A Zombie Apocalypse breaks out in Chicago, Illinois and Doctor Andrew Michaels job is to contain and cure the infected. Using Acupuncture needles made from a special wood, he is able to block electrical signals to the zombies nervous system, and allowing the creature to revert back to being human. Oral and intravenous medications also help start the process.
Allowing the victim to stop receiving signals to his body parts to attack is the first step in reversing the Zombie infection.
Acupuncture (from Latin, acus (needle) and punctura (to puncture) is a form of alternative medicine and a key component of traditional Chinese medicine (TCM) involving thin needles inserted into the body at acupuncture points. It can be associated with the application of heat, pressure, or laser light to these same points. Acupuncture is commonly used for pain relief, though it is also used for a wide range of other conditions. Clinical practice varies depending on the country. There is a diverse range of acupuncture approaches, involving different philosophies. The method used in TCM is likely the most widely adopted in the US. It is rarely used alone but rather as an adjunct to other forms of treatment. TCM theory and practice are not based upon scientific knowledge, and acupuncture has been described as a type of pseudoscience.
Zombies are fictional undead creatures created through the reanimation of human corpses. Zombies are most commonly found in horror and fantasy genre works. The term comes from Haitian folklore (Haitian French: zombi, Haitian Creole: zonbi) where a zombie is a dead body animated by magic. Modern depictions of zombies do not necessarily involve magic but invoke other methods such as viruses.
Zombies have a complex literary heritage, with antecedents ranging from Richard Matheson and H. P. Lovecraft to Mary Shelley’s Frankenstein drawing on European folklore of the undead.
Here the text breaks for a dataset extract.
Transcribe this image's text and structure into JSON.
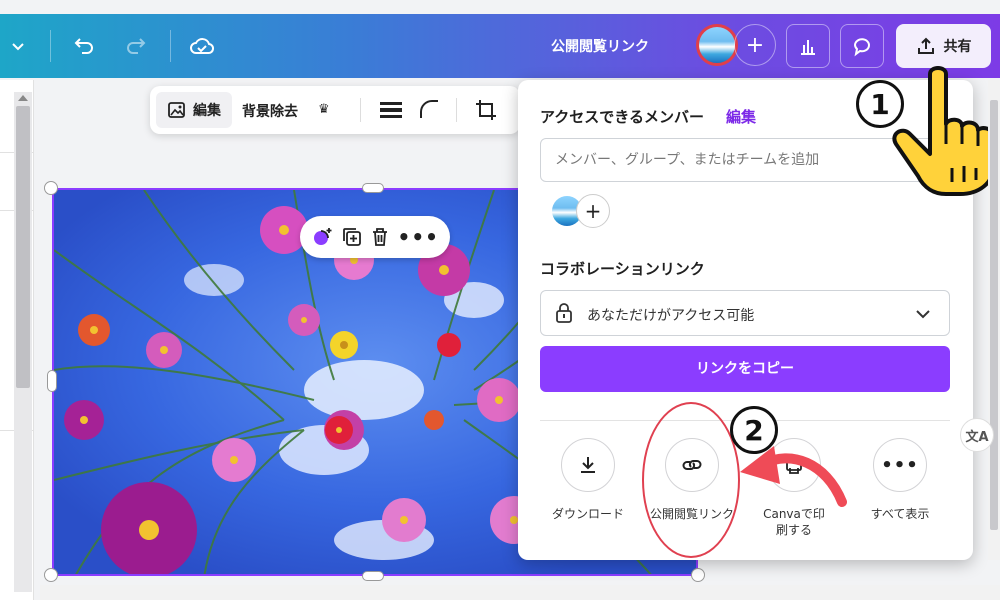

George A. Romero’s reinvention of the monster for his 1968 film Night of the Living Dead led to several zombie films in the 1980s and a resurgence of popularity in the 2000s. The “zombie apocalypse” concept, in which the civilized world is brought low by a global zombie infestation, became a staple of modern popular art.
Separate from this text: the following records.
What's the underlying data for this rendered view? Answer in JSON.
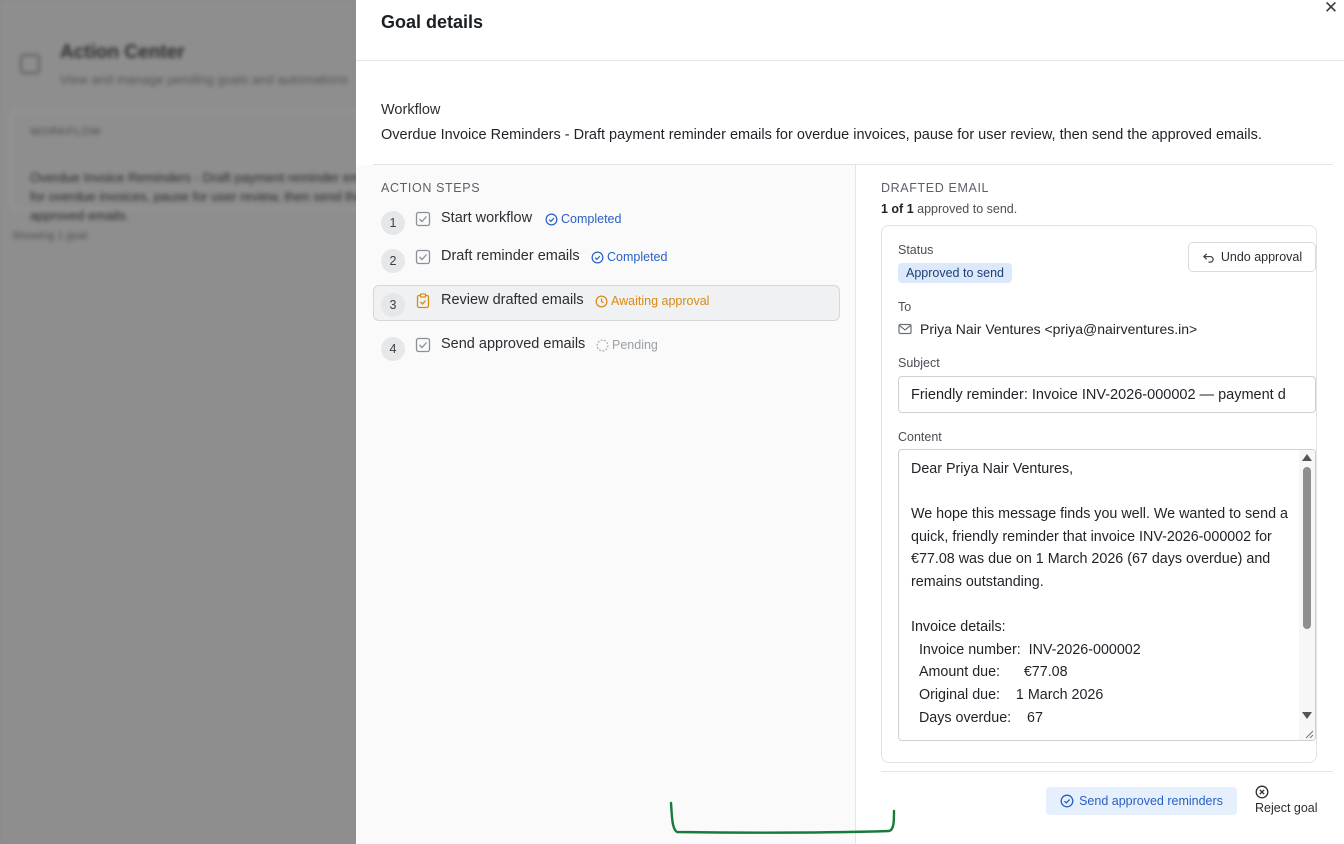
{
  "background": {
    "title": "Action Center",
    "subtitle": "View and manage pending goals and automations",
    "section_label": "WORKFLOW",
    "section_text": "Overdue Invoice Reminders - Draft payment reminder emails for overdue invoices, pause for user review, then send the approved emails.",
    "footer": "Showing 1 goal"
  },
  "panel": {
    "title": "Goal details",
    "workflow_label": "Workflow",
    "workflow_text": "Overdue Invoice Reminders - Draft payment reminder emails for overdue invoices, pause for user review, then send the approved emails."
  },
  "steps": {
    "label": "ACTION STEPS",
    "items": [
      {
        "num": "1",
        "title": "Start workflow",
        "status": "Completed"
      },
      {
        "num": "2",
        "title": "Draft reminder emails",
        "status": "Completed"
      },
      {
        "num": "3",
        "title": "Review drafted emails",
        "status": "Awaiting approval"
      },
      {
        "num": "4",
        "title": "Send approved emails",
        "status": "Pending"
      }
    ]
  },
  "email": {
    "section_label": "DRAFTED EMAIL",
    "count_strong": "1 of 1",
    "count_rest": " approved to send.",
    "status_label": "Status",
    "status_value": "Approved to send",
    "undo_label": "Undo approval",
    "to_label": "To",
    "to_value": "Priya Nair Ventures <priya@nairventures.in>",
    "subject_label": "Subject",
    "subject_value": "Friendly reminder: Invoice INV-2026-000002 — payment d",
    "content_label": "Content",
    "content_text": "Dear Priya Nair Ventures,\n\nWe hope this message finds you well. We wanted to send a quick, friendly reminder that invoice INV-2026-000002 for €77.08 was due on 1 March 2026 (67 days overdue) and remains outstanding.\n\nInvoice details:\n  Invoice number:  INV-2026-000002\n  Amount due:      €77.08\n  Original due:    1 March 2026\n  Days overdue:    67"
  },
  "actions": {
    "send_label": "Send approved reminders",
    "reject_label": "Reject goal"
  },
  "colors": {
    "accent": "#2a5fc4",
    "awaiting": "#d98a13",
    "badge_bg": "#dce9fb",
    "annotation": "#1a7a3a"
  }
}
The English word “zombie” is first recorded in 1819, in a history of Brazil by the poet Robert Southey, in the form of “zombi”. The Oxford English Dictionary gives the origin of the word as West African, and compares it to the Kongo words nzambi (god) and zumbi (fetish).